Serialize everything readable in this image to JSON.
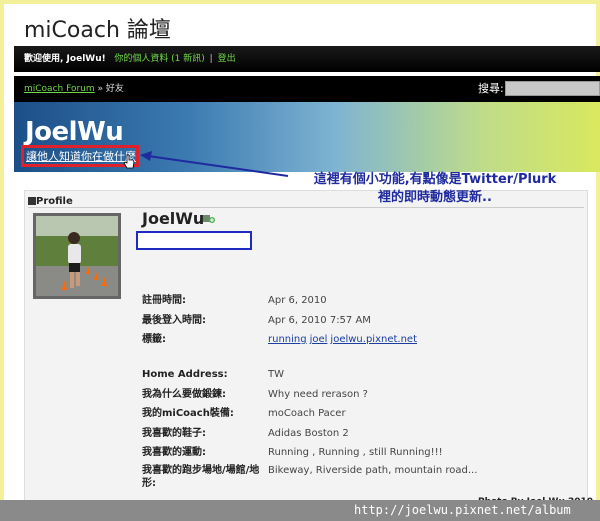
{
  "site": {
    "title": "miCoach 論壇"
  },
  "userbar": {
    "welcome": "歡迎使用, JoelWu!",
    "profile_link": "你的個人資料 (1 新訊)",
    "separator": "|",
    "logout": "登出"
  },
  "nav": {
    "breadcrumb_root": "miCoach Forum",
    "breadcrumb_sep": "»",
    "breadcrumb_current": "好友",
    "search_label": "搜尋:"
  },
  "banner": {
    "username": "JoelWu",
    "status_link": "讓他人知道你在做什麼"
  },
  "callout": {
    "line1": "這裡有個小功能,有點像是Twitter/Plurk",
    "line2": "裡的即時動態更新.."
  },
  "profile": {
    "section_title": "Profile",
    "name": "JoelWu",
    "rows": [
      {
        "label": "註冊時間:",
        "value": "Apr 6, 2010"
      },
      {
        "label": "最後登入時間:",
        "value": "Apr 6, 2010 7:57 AM"
      },
      {
        "label": "標籤:",
        "tags": [
          "running",
          "joel",
          "joelwu.pixnet.net"
        ]
      },
      {
        "label": "Home Address:",
        "value": "TW"
      },
      {
        "label": "我為什么要做鍛鍊:",
        "value": "Why need rerason ?"
      },
      {
        "label": "我的miCoach裝備:",
        "value": "moCoach Pacer"
      },
      {
        "label": "我喜歡的鞋子:",
        "value": "Adidas Boston 2"
      },
      {
        "label": "我喜歡的運動:",
        "value": "Running , Running , still Running!!!"
      },
      {
        "label": "我喜歡的跑步場地/場館/地形:",
        "value": "Bikeway, Riverside path, mountain road..."
      }
    ]
  },
  "watermark": {
    "credit": "Photo By Joel Wu 2010",
    "url": "http://joelwu.pixnet.net/album"
  },
  "colors": {
    "accent_green": "#6fd648",
    "highlight_red": "#e0202a",
    "callout_blue": "#1f2a9e"
  }
}
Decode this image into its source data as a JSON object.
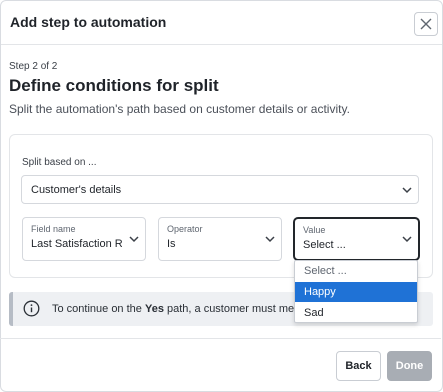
{
  "dialog": {
    "title": "Add step to automation",
    "close_icon": "close-icon"
  },
  "step": {
    "label": "Step 2 of 2",
    "title": "Define conditions for split",
    "description": "Split the automation's path based on customer details or activity."
  },
  "split": {
    "label": "Split based on ...",
    "value": "Customer's details"
  },
  "condition": {
    "field_name": {
      "label": "Field name",
      "value": "Last Satisfaction Ra"
    },
    "operator": {
      "label": "Operator",
      "value": "Is"
    },
    "value": {
      "label": "Value",
      "value": "Select ..."
    }
  },
  "dropdown": {
    "options": [
      "Select ...",
      "Happy",
      "Sad"
    ],
    "highlighted": "Happy",
    "highlight_color": "#1f72d6"
  },
  "info": {
    "icon": "info-icon",
    "text_before": "To continue on the ",
    "text_bold": "Yes",
    "text_after": " path, a customer must me"
  },
  "footer": {
    "back_label": "Back",
    "done_label": "Done"
  }
}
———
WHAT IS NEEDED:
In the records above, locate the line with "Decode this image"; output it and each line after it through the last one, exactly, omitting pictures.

TASK SOLUTION:
Decode this image into its source data as a JSON object.
{
  "dialog": {
    "title": "Add step to automation",
    "close_icon": "close-icon"
  },
  "step": {
    "label": "Step 2 of 2",
    "title": "Define conditions for split",
    "description": "Split the automation's path based on customer details or activity."
  },
  "split": {
    "label": "Split based on ...",
    "value": "Customer's details"
  },
  "condition": {
    "field_name": {
      "label": "Field name",
      "value": "Last Satisfaction Ra"
    },
    "operator": {
      "label": "Operator",
      "value": "Is"
    },
    "value": {
      "label": "Value",
      "value": "Select ..."
    }
  },
  "dropdown": {
    "options": [
      "Select ...",
      "Happy",
      "Sad"
    ],
    "highlighted": "Happy",
    "highlight_color": "#1f72d6"
  },
  "info": {
    "icon": "info-icon",
    "text_before": "To continue on the ",
    "text_bold": "Yes",
    "text_after": " path, a customer must me"
  },
  "footer": {
    "back_label": "Back",
    "done_label": "Done"
  }
}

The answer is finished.